Girls Talk is being held at 6 p.m., this Friday, September 21st, at the Teen Center USA, 8978 Elk Grove Blvd.

Registration is free for this week’s event to those who use the Discount code “F2FFAMILY.”

For more information and to register for this free event, visit the Face2Face Youth Group website at


About Face2Face Youth Group
Face2Face Youth Group, Inc. is a California 501(c)(3) charitable and public benefit nonprofit corporation. Its mission is to improve the social and emotional well-being of youth. To do this, Face2Face Youth Group encourages youth to spend less time on electronic devices, like smartphones, and more time at “offline” activities and events.


Margaret Arsenault, Chief Executive Officer
PO Box 582155, Elk Grove, CA 95758
(916) 245-7507


Face2Face Youth Group Logo (192×123):

Program image (700×368):


Boys Talk a success

We had a great time at tonight’s Boys Talk event at the Teen Center USA tonight! Conversations were had, pizza was consumed, and new friends were made! Special shout out to Josh and Bobby, our volunteers.

We’re looking forward to seeing everyone next time.

(Pictured: Mark, Scott, Jerome, and Bobby)

Parents’ Ultimate Guide to Livestreaming

Music Apps on Your Kids Radar

Video clips? That’s old school. Today, it’s all about livestreaming — capturing or watching video of an event as it’s happening.

Kids love livestreaming because it fully conveys the thrill of a moment, such as skateboarders doing tricks at the park or a gamer playing Fortnite. Livestreaming offers unscripted, authentic, and spontaneous action — and it’s the closest thing to hanging out in person. Also, because livestreaming lets viewers and broadcasters interact in real time, it makes a virtual experience personal and intimate.

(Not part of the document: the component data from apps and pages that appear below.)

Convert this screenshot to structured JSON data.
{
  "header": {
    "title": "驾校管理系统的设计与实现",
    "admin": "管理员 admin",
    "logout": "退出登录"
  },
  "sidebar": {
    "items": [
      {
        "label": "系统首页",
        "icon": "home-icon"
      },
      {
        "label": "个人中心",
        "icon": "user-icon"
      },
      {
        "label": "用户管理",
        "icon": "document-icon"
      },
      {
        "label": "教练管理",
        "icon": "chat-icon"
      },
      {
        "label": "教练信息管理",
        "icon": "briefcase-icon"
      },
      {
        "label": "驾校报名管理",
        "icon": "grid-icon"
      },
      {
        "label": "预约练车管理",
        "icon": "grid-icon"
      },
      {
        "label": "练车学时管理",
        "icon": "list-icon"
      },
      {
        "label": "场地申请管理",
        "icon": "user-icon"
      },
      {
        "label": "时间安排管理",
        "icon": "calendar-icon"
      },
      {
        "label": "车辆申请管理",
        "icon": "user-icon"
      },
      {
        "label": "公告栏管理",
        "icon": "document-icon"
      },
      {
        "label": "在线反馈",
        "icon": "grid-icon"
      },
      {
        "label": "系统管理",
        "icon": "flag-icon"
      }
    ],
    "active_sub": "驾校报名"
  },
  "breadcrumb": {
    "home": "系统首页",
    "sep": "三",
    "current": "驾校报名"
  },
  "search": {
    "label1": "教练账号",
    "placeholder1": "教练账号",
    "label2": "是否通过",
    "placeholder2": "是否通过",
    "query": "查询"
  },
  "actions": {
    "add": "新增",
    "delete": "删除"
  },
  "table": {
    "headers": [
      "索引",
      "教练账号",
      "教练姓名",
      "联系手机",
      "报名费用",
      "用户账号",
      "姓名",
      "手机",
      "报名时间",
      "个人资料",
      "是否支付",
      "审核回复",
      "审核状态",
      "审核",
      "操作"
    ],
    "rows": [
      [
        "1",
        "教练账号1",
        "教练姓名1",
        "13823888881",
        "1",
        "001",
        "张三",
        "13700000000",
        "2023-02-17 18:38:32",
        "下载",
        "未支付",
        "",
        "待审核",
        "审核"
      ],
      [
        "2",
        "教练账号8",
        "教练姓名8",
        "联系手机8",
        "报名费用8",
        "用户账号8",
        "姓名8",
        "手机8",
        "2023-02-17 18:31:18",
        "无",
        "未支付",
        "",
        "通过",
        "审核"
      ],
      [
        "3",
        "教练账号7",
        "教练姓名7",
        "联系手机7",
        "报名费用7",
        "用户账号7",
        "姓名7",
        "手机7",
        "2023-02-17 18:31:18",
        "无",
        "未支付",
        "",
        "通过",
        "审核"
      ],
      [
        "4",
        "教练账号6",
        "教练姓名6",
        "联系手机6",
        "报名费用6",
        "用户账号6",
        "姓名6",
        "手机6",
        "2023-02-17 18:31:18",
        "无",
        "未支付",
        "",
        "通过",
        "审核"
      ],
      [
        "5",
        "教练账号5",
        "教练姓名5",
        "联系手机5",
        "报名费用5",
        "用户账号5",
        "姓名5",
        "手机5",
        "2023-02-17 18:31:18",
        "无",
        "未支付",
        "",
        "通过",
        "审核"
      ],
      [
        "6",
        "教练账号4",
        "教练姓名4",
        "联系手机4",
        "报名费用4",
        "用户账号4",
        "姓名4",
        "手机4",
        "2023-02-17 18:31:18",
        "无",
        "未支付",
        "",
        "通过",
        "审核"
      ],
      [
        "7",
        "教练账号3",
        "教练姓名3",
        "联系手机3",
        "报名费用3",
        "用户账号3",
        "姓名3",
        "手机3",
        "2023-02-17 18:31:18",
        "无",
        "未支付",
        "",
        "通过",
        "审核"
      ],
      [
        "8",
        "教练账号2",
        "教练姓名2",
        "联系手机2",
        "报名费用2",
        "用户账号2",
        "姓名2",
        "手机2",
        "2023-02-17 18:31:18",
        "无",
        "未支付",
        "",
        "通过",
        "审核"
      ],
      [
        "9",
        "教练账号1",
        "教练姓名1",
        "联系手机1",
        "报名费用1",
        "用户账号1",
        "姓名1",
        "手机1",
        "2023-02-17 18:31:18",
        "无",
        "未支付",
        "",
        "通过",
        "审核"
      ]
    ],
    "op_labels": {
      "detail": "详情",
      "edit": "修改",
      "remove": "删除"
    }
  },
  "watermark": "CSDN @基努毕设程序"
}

While livestreaming taps into teens’ natural desire to connect, relate, and belong, there are some questionable motivations and potential risks, such as chasing fame, oversharing, and even breaking the law in pursuit of the most awesome video, that parents need to be aware of and help kids manage. The technology has been used to stream suicides and crimes, so it’s very possible to see horrifying things because live video is so difficult to moderate.

Read more… (CommonSense Media)